Ombudsman Emily O’Reilly launched the investigation in July to determine if “eventual decisions by EMA on the authorisation of medicines may be influenced by what has been discussed during the meetings with medicine developers prior to receiving their marketing authorisation application.”
O’Reilly asked for an overview of pre-submission activities between 2012 and 2016, including a list of the 10 medicine developers that met with the EMA most often.
She also said “Even if EMA were to ensure that its subsequent assessments of applications for marketing authorisations are objective and complete, there is still a risk that pre-submission activities create, in the eyes of the public, at least some perception of bias.”
The EMA responded in a letter published last week, describing the probe as “extremely broad-ranging” because pre-submission activities cover more than just meetings and touch on all major operational processes at the agency.
“Some of the questions you are raising may find an initial answer in the various documents already published on our external website. Some others would instead require a careful analysis as to their scope and purpose” the agency said.
Huge Brexit disruptions
Such analysis is likely to be a challenging exercise according to the London-based agency, which said preparations for its relocation after the UK leaves the European Union (EU) are its focus for the next few years.
“To be able to prepare for the move and work on necessary operational changes, we have already had to free up staff by reducing or temporarily suspending certain, less essential tasks.

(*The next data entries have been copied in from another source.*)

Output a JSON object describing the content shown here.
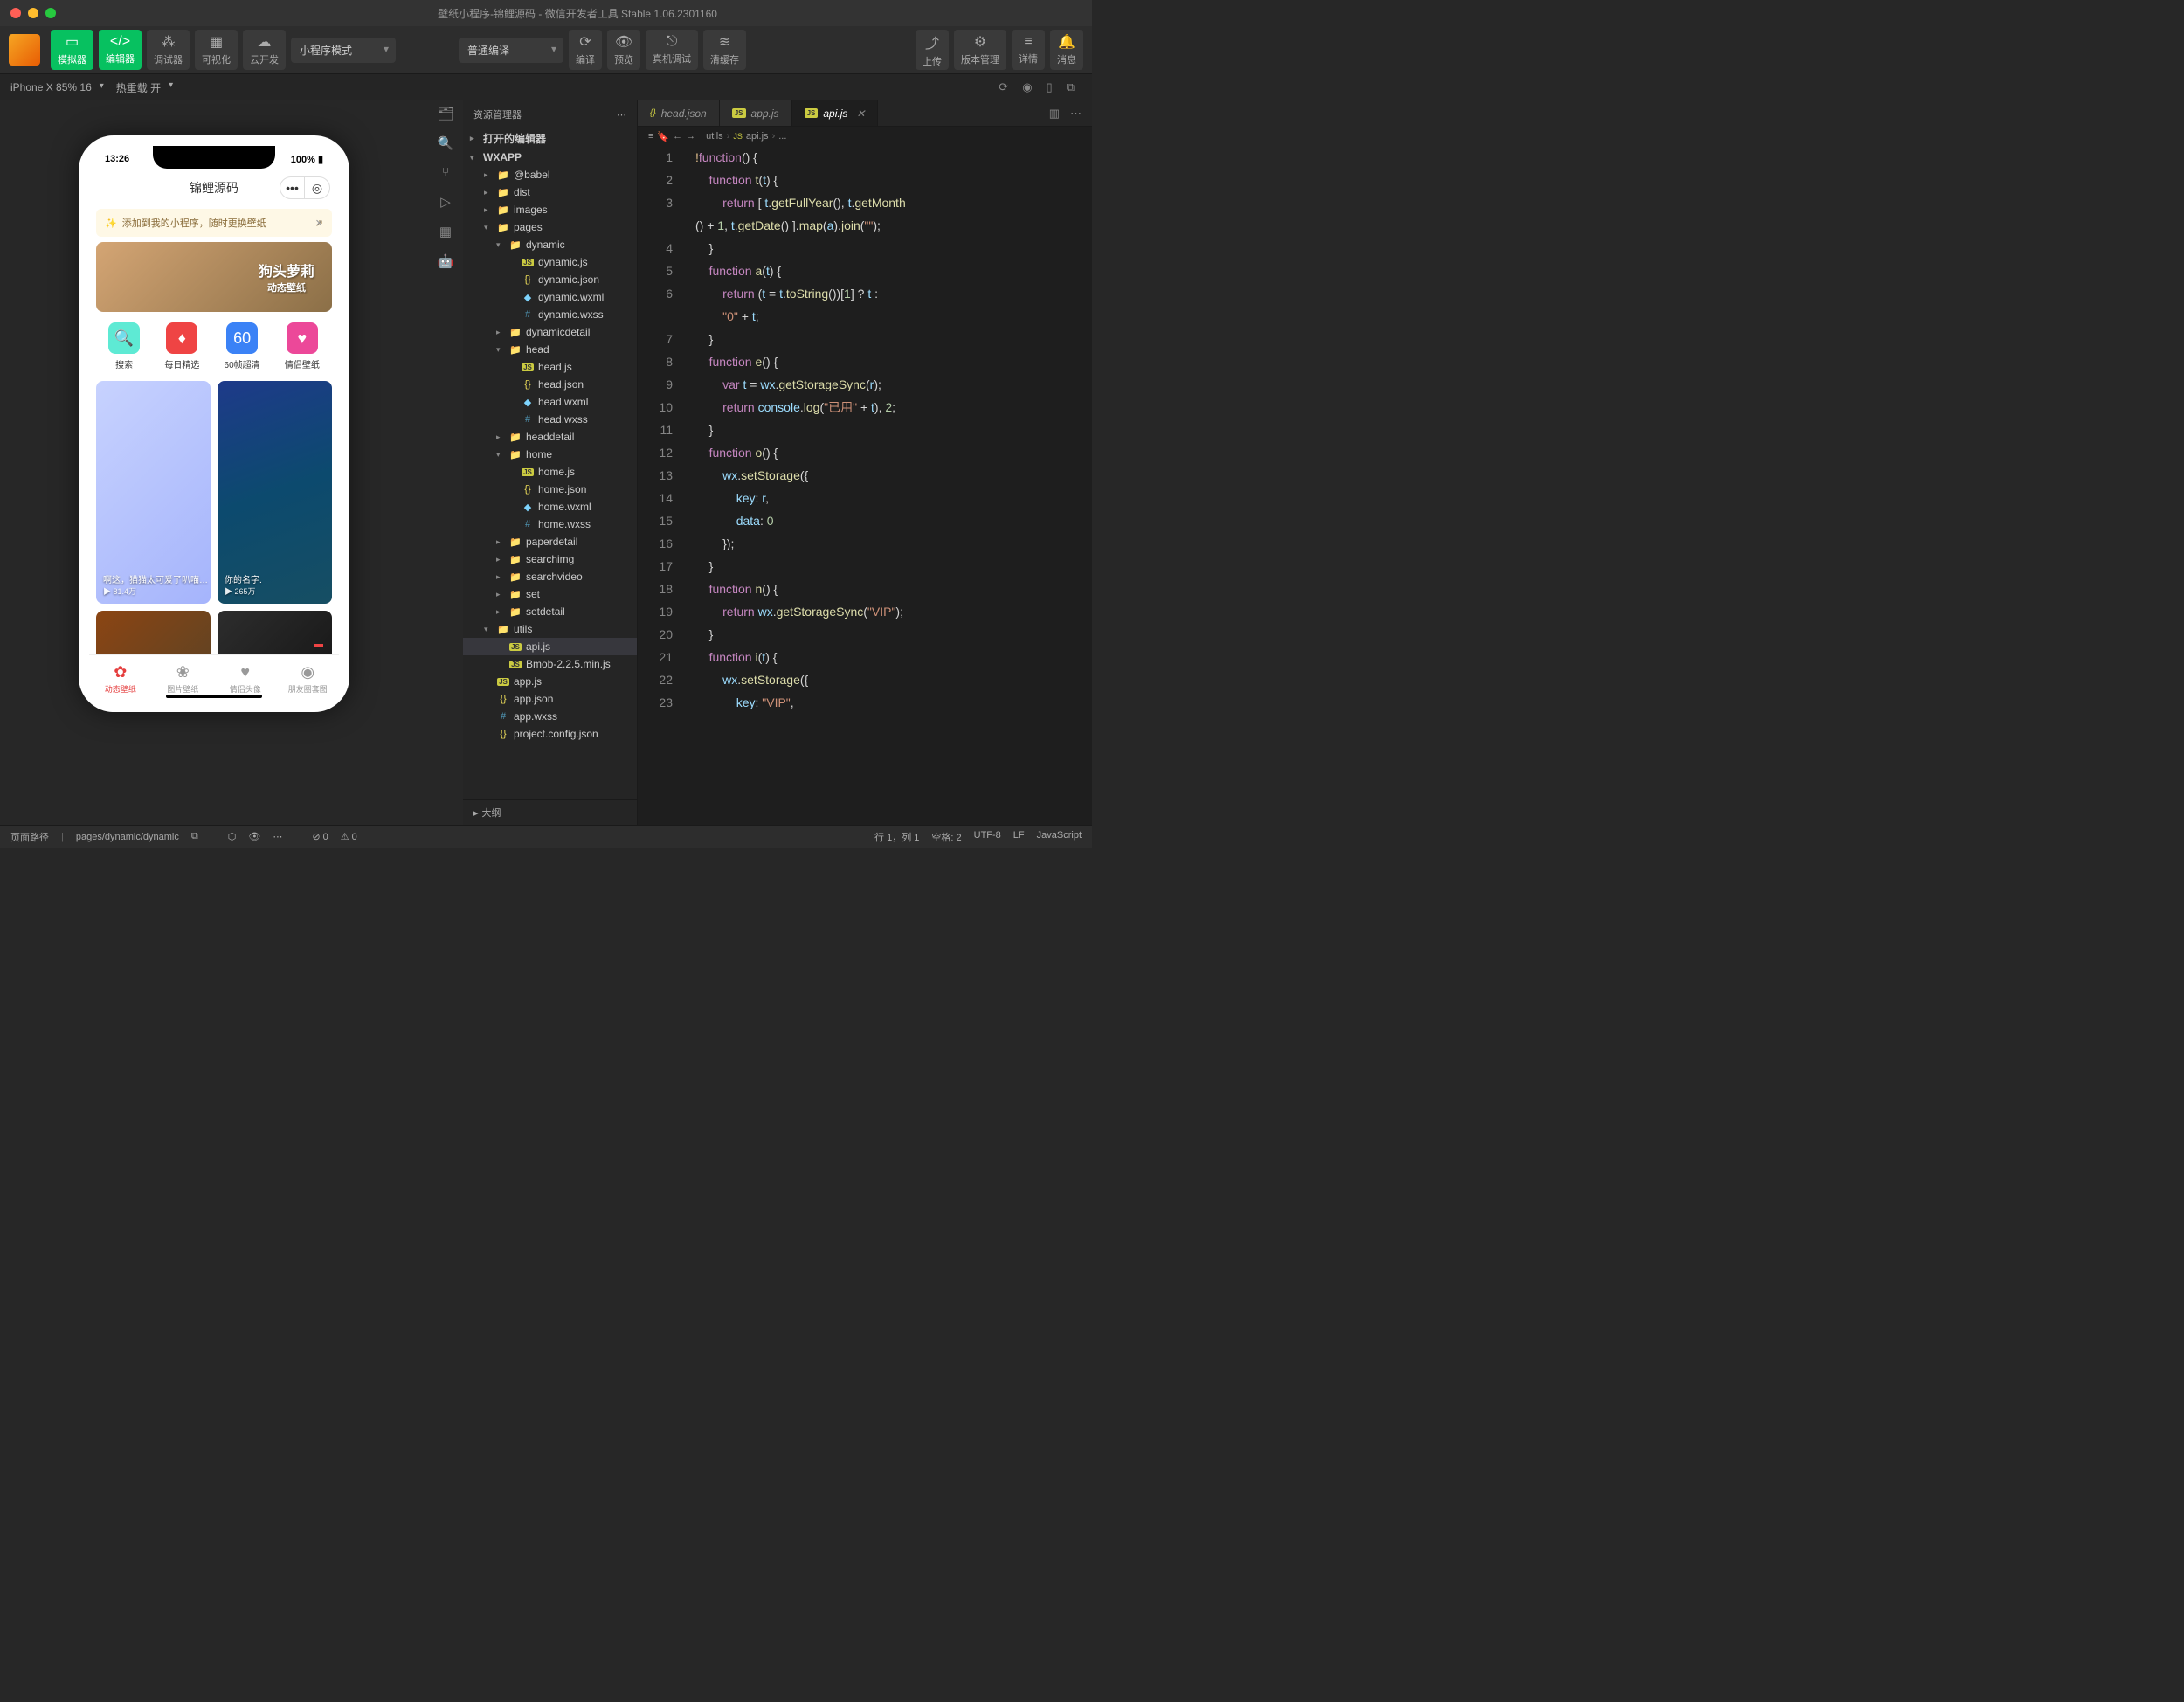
{
  "window": {
    "title": "壁纸小程序-锦鲤源码 - 微信开发者工具 Stable 1.06.2301160"
  },
  "toolbar": {
    "simulator": "模拟器",
    "editor": "编辑器",
    "debugger": "调试器",
    "visual": "可视化",
    "cloud": "云开发",
    "mode": "小程序模式",
    "compile": "普通编译",
    "compile_btn": "编译",
    "preview": "预览",
    "remote": "真机调试",
    "clear": "清缓存",
    "upload": "上传",
    "version": "版本管理",
    "details": "详情",
    "messages": "消息"
  },
  "subbar": {
    "device": "iPhone X 85% 16",
    "hotreload": "热重载 开"
  },
  "simulator": {
    "time": "13:26",
    "battery": "100%",
    "app_title": "锦鲤源码",
    "tip": "添加到我的小程序，随时更换壁纸",
    "hero_title": "狗头萝莉",
    "hero_sub": "动态壁纸",
    "cats": [
      {
        "label": "搜索",
        "ico": "🔍"
      },
      {
        "label": "每日精选",
        "ico": "♦"
      },
      {
        "label": "60帧超清",
        "ico": "60"
      },
      {
        "label": "情侣壁纸",
        "ico": "♥"
      }
    ],
    "card1_title": "啊这，猫猫太可爱了叭喵…",
    "card1_plays": "81.4万",
    "card2_title": "你的名字.",
    "card2_plays": "265万",
    "tabs": [
      {
        "label": "动态壁纸",
        "ico": "✿"
      },
      {
        "label": "图片壁纸",
        "ico": "❀"
      },
      {
        "label": "情侣头像",
        "ico": "♥"
      },
      {
        "label": "朋友圈套图",
        "ico": "◉"
      }
    ]
  },
  "explorer": {
    "title": "资源管理器",
    "outline": "大纲",
    "sections": {
      "open_editors": "打开的编辑器",
      "root": "WXAPP"
    },
    "tree": [
      {
        "name": "@babel",
        "type": "folder",
        "depth": 1,
        "exp": false
      },
      {
        "name": "dist",
        "type": "folder",
        "depth": 1,
        "exp": false,
        "color": "#e06c75"
      },
      {
        "name": "images",
        "type": "folder",
        "depth": 1,
        "exp": false,
        "color": "#4ec9b0"
      },
      {
        "name": "pages",
        "type": "folder",
        "depth": 1,
        "exp": true
      },
      {
        "name": "dynamic",
        "type": "folder",
        "depth": 2,
        "exp": true
      },
      {
        "name": "dynamic.js",
        "type": "js",
        "depth": 3
      },
      {
        "name": "dynamic.json",
        "type": "json",
        "depth": 3
      },
      {
        "name": "dynamic.wxml",
        "type": "wxml",
        "depth": 3
      },
      {
        "name": "dynamic.wxss",
        "type": "wxss",
        "depth": 3
      },
      {
        "name": "dynamicdetail",
        "type": "folder",
        "depth": 2,
        "exp": false
      },
      {
        "name": "head",
        "type": "folder",
        "depth": 2,
        "exp": true
      },
      {
        "name": "head.js",
        "type": "js",
        "depth": 3
      },
      {
        "name": "head.json",
        "type": "json",
        "depth": 3
      },
      {
        "name": "head.wxml",
        "type": "wxml",
        "depth": 3
      },
      {
        "name": "head.wxss",
        "type": "wxss",
        "depth": 3
      },
      {
        "name": "headdetail",
        "type": "folder",
        "depth": 2,
        "exp": false
      },
      {
        "name": "home",
        "type": "folder",
        "depth": 2,
        "exp": true
      },
      {
        "name": "home.js",
        "type": "js",
        "depth": 3
      },
      {
        "name": "home.json",
        "type": "json",
        "depth": 3
      },
      {
        "name": "home.wxml",
        "type": "wxml",
        "depth": 3
      },
      {
        "name": "home.wxss",
        "type": "wxss",
        "depth": 3
      },
      {
        "name": "paperdetail",
        "type": "folder",
        "depth": 2,
        "exp": false
      },
      {
        "name": "searchimg",
        "type": "folder",
        "depth": 2,
        "exp": false
      },
      {
        "name": "searchvideo",
        "type": "folder",
        "depth": 2,
        "exp": false
      },
      {
        "name": "set",
        "type": "folder",
        "depth": 2,
        "exp": false
      },
      {
        "name": "setdetail",
        "type": "folder",
        "depth": 2,
        "exp": false
      },
      {
        "name": "utils",
        "type": "folder",
        "depth": 1,
        "exp": true,
        "color": "#4ec9b0"
      },
      {
        "name": "api.js",
        "type": "js",
        "depth": 2,
        "selected": true
      },
      {
        "name": "Bmob-2.2.5.min.js",
        "type": "js",
        "depth": 2
      },
      {
        "name": "app.js",
        "type": "js",
        "depth": 1
      },
      {
        "name": "app.json",
        "type": "json",
        "depth": 1
      },
      {
        "name": "app.wxss",
        "type": "wxss",
        "depth": 1
      },
      {
        "name": "project.config.json",
        "type": "json",
        "depth": 1
      }
    ]
  },
  "tabs": [
    {
      "name": "head.json",
      "icon": "json",
      "active": false
    },
    {
      "name": "app.js",
      "icon": "js",
      "active": false
    },
    {
      "name": "api.js",
      "icon": "js",
      "active": true
    }
  ],
  "breadcrumb": [
    "utils",
    "api.js",
    "..."
  ],
  "code_lines": [
    {
      "n": 1,
      "html": "<span class='y'>!</span><span class='k'>function</span><span class='p'>() {</span>"
    },
    {
      "n": 2,
      "html": "    <span class='k'>function</span> <span class='fn'>t</span><span class='p'>(</span><span class='v'>t</span><span class='p'>) {</span>"
    },
    {
      "n": 3,
      "html": "        <span class='k'>return</span> <span class='p'>[ </span><span class='v'>t</span><span class='p'>.</span><span class='m'>getFullYear</span><span class='p'>(), </span><span class='v'>t</span><span class='p'>.</span><span class='m'>getMonth</span>"
    },
    {
      "n": "",
      "html": "<span class='p'>() + </span><span class='n'>1</span><span class='p'>, </span><span class='v'>t</span><span class='p'>.</span><span class='m'>getDate</span><span class='p'>() ].</span><span class='m'>map</span><span class='p'>(</span><span class='v'>a</span><span class='p'>).</span><span class='m'>join</span><span class='p'>(</span><span class='s'>\"\"</span><span class='p'>);</span>"
    },
    {
      "n": 4,
      "html": "    <span class='p'>}</span>"
    },
    {
      "n": 5,
      "html": "    <span class='k'>function</span> <span class='fn'>a</span><span class='p'>(</span><span class='v'>t</span><span class='p'>) {</span>"
    },
    {
      "n": 6,
      "html": "        <span class='k'>return</span> <span class='p'>(</span><span class='v'>t</span> <span class='p'>=</span> <span class='v'>t</span><span class='p'>.</span><span class='m'>toString</span><span class='p'>())[</span><span class='n'>1</span><span class='p'>] ? </span><span class='v'>t</span><span class='p'> :</span>"
    },
    {
      "n": "",
      "html": "        <span class='s'>\"0\"</span> <span class='p'>+</span> <span class='v'>t</span><span class='p'>;</span>"
    },
    {
      "n": 7,
      "html": "    <span class='p'>}</span>"
    },
    {
      "n": 8,
      "html": "    <span class='k'>function</span> <span class='fn'>e</span><span class='p'>() {</span>"
    },
    {
      "n": 9,
      "html": "        <span class='k'>var</span> <span class='v'>t</span> <span class='p'>=</span> <span class='v'>wx</span><span class='p'>.</span><span class='m'>getStorageSync</span><span class='p'>(</span><span class='v'>r</span><span class='p'>);</span>"
    },
    {
      "n": 10,
      "html": "        <span class='k'>return</span> <span class='v'>console</span><span class='p'>.</span><span class='m'>log</span><span class='p'>(</span><span class='s'>\"已用\"</span> <span class='p'>+</span> <span class='v'>t</span><span class='p'>), </span><span class='n'>2</span><span class='p'>;</span>"
    },
    {
      "n": 11,
      "html": "    <span class='p'>}</span>"
    },
    {
      "n": 12,
      "html": "    <span class='k'>function</span> <span class='fn'>o</span><span class='p'>() {</span>"
    },
    {
      "n": 13,
      "html": "        <span class='v'>wx</span><span class='p'>.</span><span class='m'>setStorage</span><span class='p'>({</span>"
    },
    {
      "n": 14,
      "html": "            <span class='v'>key</span><span class='p'>: </span><span class='v'>r</span><span class='p'>,</span>"
    },
    {
      "n": 15,
      "html": "            <span class='v'>data</span><span class='p'>: </span><span class='n'>0</span>"
    },
    {
      "n": 16,
      "html": "        <span class='p'>});</span>"
    },
    {
      "n": 17,
      "html": "    <span class='p'>}</span>"
    },
    {
      "n": 18,
      "html": "    <span class='k'>function</span> <span class='fn'>n</span><span class='p'>() {</span>"
    },
    {
      "n": 19,
      "html": "        <span class='k'>return</span> <span class='v'>wx</span><span class='p'>.</span><span class='m'>getStorageSync</span><span class='p'>(</span><span class='s'>\"VIP\"</span><span class='p'>);</span>"
    },
    {
      "n": 20,
      "html": "    <span class='p'>}</span>"
    },
    {
      "n": 21,
      "html": "    <span class='k'>function</span> <span class='fn'>i</span><span class='p'>(</span><span class='v'>t</span><span class='p'>) {</span>"
    },
    {
      "n": 22,
      "html": "        <span class='v'>wx</span><span class='p'>.</span><span class='m'>setStorage</span><span class='p'>({</span>"
    },
    {
      "n": 23,
      "html": "            <span class='v'>key</span><span class='p'>: </span><span class='s'>\"VIP\"</span><span class='p'>,</span>"
    }
  ],
  "status": {
    "path_label": "页面路径",
    "path": "pages/dynamic/dynamic",
    "errors": "0",
    "warnings": "0",
    "line_col": "行 1，列 1",
    "spaces": "空格: 2",
    "encoding": "UTF-8",
    "eol": "LF",
    "lang": "JavaScript"
  }
}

“It is obvious that we need to limit what we undertake and plan our activities with extreme care to ensure that the huge disruptions linked to Brexit, affecting both the agency as a whole and our staff individually, do not have an adverse impact on public health.”
The EMA said it would meet with the Ombudsman this week to establish the scope of the investigation and agree a timeline.